Nearly 1.4 million people in Colorado are covered by Medicaid (19% of the population). While eight in ten (80%) enrollees are children and adults, more than half (59%) of the state’s Medicaid spending is for the elderly and people with disabilities.
77,500 (12%) of Colorado Medicare enrollees are also covered by Medicaid, which accounts for over a third (34%) of Medicaid spending.
40% of all children in Colorado are covered by Medicaid, including 29% of children with special health care needs.
61% of nursing home residents in Colorado are covered by Medicaid and 33% of Medicaid long-term care spending is for nursing home care. Medicare beneficiaries rely on Medicaid for assistance with services not covered by Medicare, particularly long-term care.
Colorado has a federal Medicaid matching assistance percentage (FMAP) of 50%. For every $1 spent by the state, the Federal government matches $1. Over half (52%) of all federal funds Colorado receives are for Medicaid. In Calendar Year 2017, the federal match rate for the Medicaid expansion population is 95%.
What is at Risk under a Per Capita Cap?
Capping Medicaid funding would reduce the federal assistance for Colorado to maintain its current Medicaid program.
Under the Better Care Reconciliation Act of 2017 (BCRA), to maintain its current Medicaid program, Colorado would have to make up $9.2 billion in loss of federal funds between 2020-2029, including $6.4 billion for the phase-out of the enhanced match for the ACA expansion and $2.8 billion for the per enrollee cap on all groups.
If Colorado dropped the Medicaid expansion in response to the loss of enhanced federal financing, the state would forgo an additional $12 billion over the 2020-2029 period, and by 2029, 534,000 Coloradoans estimated to be covered in the expansion group would lose Medicaid coverage.
Capping Medicaid could lock in historical state differences in state spending, disproportionately affecting states with low Medicaid spending per enrollee. Colorado has lower than national average Medicaid spending per enrollee ($4,898).

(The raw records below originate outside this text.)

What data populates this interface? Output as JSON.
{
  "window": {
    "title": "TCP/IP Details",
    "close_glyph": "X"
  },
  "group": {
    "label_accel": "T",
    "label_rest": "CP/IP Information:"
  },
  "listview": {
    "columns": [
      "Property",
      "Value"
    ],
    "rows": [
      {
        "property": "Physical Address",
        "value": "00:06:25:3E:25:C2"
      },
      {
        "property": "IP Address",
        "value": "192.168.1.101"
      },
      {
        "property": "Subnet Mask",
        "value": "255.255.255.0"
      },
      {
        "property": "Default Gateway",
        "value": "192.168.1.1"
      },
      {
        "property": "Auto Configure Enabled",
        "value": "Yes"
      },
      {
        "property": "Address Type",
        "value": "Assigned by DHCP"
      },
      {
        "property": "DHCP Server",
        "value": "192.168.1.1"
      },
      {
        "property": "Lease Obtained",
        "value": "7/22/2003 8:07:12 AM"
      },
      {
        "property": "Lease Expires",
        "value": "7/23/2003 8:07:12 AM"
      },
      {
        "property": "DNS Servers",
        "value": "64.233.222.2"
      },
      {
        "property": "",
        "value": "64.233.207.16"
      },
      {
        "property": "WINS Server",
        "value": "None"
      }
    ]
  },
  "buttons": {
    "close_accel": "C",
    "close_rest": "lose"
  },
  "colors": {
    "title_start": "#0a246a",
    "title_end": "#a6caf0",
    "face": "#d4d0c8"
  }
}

Capping federal Medicaid funding could jeopardize Medicaid programs designed to improve quality of life and access to long-term care for people with disabilities. 10% of Colorado’s non-institutionalized population reported a disability.
Reducing federal funds through a per capita cap or block grant would limit Colorado’s ability to respond to public health crises such as the opioid epidemic, HIV, or Zika.

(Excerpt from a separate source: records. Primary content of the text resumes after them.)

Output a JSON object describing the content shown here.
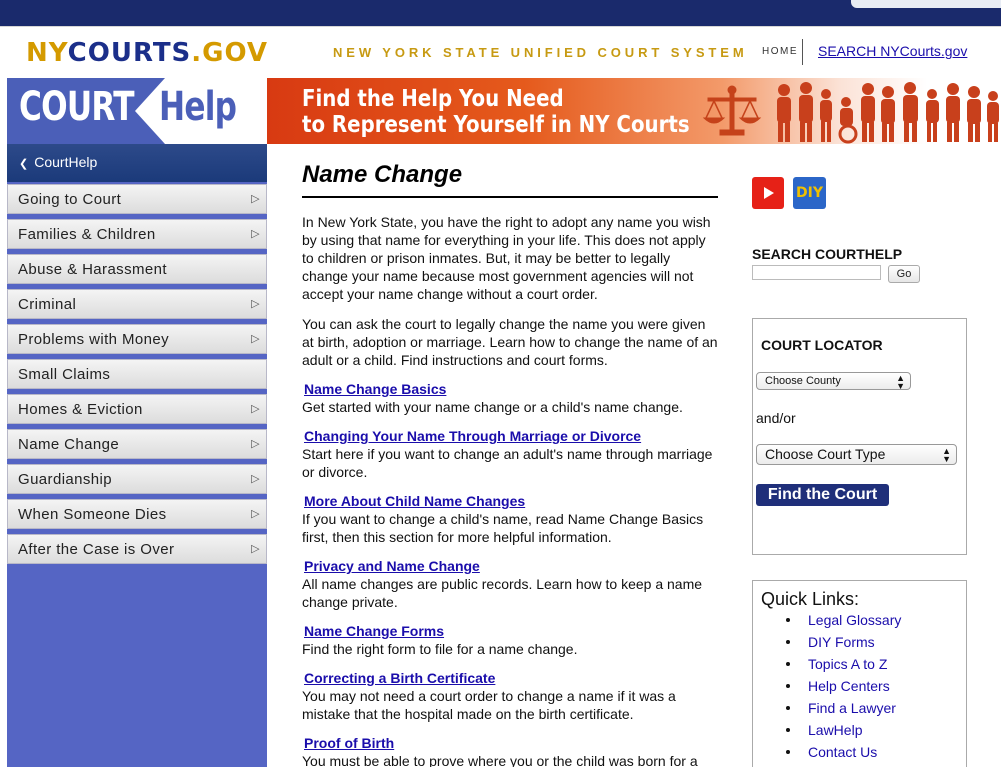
{
  "header": {
    "logo": {
      "ny": "NY",
      "courts": "COURTS",
      "gov": ".GOV"
    },
    "tagline": "NEW YORK STATE UNIFIED COURT SYSTEM",
    "home_link": "HOME",
    "search_link": "SEARCH NYCourts.gov"
  },
  "banner": {
    "logo_court": "COURT",
    "logo_help": "Help",
    "headline_line1": "Find the Help You Need",
    "headline_line2": "to Represent Yourself in NY Courts",
    "accent_color": "#d83a12"
  },
  "sidebar": {
    "home_label": "CourtHelp",
    "items": [
      {
        "label": "Going to Court",
        "has_submenu": true
      },
      {
        "label": "Families & Children",
        "has_submenu": true
      },
      {
        "label": "Abuse & Harassment",
        "has_submenu": false
      },
      {
        "label": "Criminal",
        "has_submenu": true
      },
      {
        "label": "Problems with Money",
        "has_submenu": true
      },
      {
        "label": "Small Claims",
        "has_submenu": false
      },
      {
        "label": "Homes & Eviction",
        "has_submenu": true
      },
      {
        "label": "Name Change",
        "has_submenu": true
      },
      {
        "label": "Guardianship",
        "has_submenu": true
      },
      {
        "label": "When Someone Dies",
        "has_submenu": true
      },
      {
        "label": "After the Case is Over",
        "has_submenu": true
      }
    ]
  },
  "main": {
    "title": "Name Change",
    "intro": [
      "In New York State, you have the right to adopt any name you wish by using that name for everything in your life. This does not apply to children or prison inmates. But, it may be better to legally change your name because most government agencies will not accept your name change without a court order.",
      "You can ask the court to legally change the name you were given at birth, adoption or marriage. Learn how to change the name of an adult or a child. Find instructions and court forms."
    ],
    "topics": [
      {
        "link": "Name Change Basics",
        "desc": "Get started with your name change or a child's name change."
      },
      {
        "link": "Changing Your Name Through Marriage or Divorce",
        "desc": "Start here if you want to change an adult's name through marriage or divorce."
      },
      {
        "link": "More About Child Name Changes",
        "desc": "If you want to change a child's name, read Name Change Basics first, then this section for more helpful information."
      },
      {
        "link": "Privacy and Name Change",
        "desc": "All name changes are public records. Learn how to keep a name change private."
      },
      {
        "link": "Name Change Forms",
        "desc": "Find the right form to file for a name change."
      },
      {
        "link": "Correcting a Birth Certificate",
        "desc": "You may not need a court order to change a name if it was a mistake that the hospital made on the birth certificate."
      },
      {
        "link": "Proof of Birth",
        "desc": "You must be able to prove where you or the child was born for a name change."
      }
    ]
  },
  "right": {
    "media": {
      "youtube_icon": "youtube-icon",
      "diy_label": "DIY"
    },
    "search": {
      "label": "SEARCH COURTHELP",
      "value": "",
      "button": "Go"
    },
    "locator": {
      "title": "COURT LOCATOR",
      "county_select": "Choose County",
      "and_or": "and/or",
      "court_type_select": "Choose Court Type",
      "find_button": "Find the Court"
    },
    "quick_links": {
      "title": "Quick Links:",
      "links": [
        "Legal Glossary",
        "DIY Forms",
        "Topics A to Z",
        "Help Centers",
        "Find a Lawyer",
        "LawHelp",
        "Contact Us"
      ]
    }
  }
}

Colorado’s opioid death rate is 8.7 deaths per 100,000 population in 2015. From 2013 to 2015, Colorado’s opioid death rate has grown by 9%.
There are more than 11,000 people living with HIV in Colorado and Medicaid is the single largest source of coverage for people with HIV in the U.S.
Colorado has one of the highest share of reported poor mental health status (37%) in the country and more than half (57%) of people are overweight or obese.
Capping Medicaid can limit states’ ability to respond to demographic changes in their state that affect demand for Medicaid and other public health services. The projected growth rate of the 85+ population in Colorado is 54% between 2015 and 2030, a population more likely to require nursing home care. Medicaid is the primary payer for nursing home care.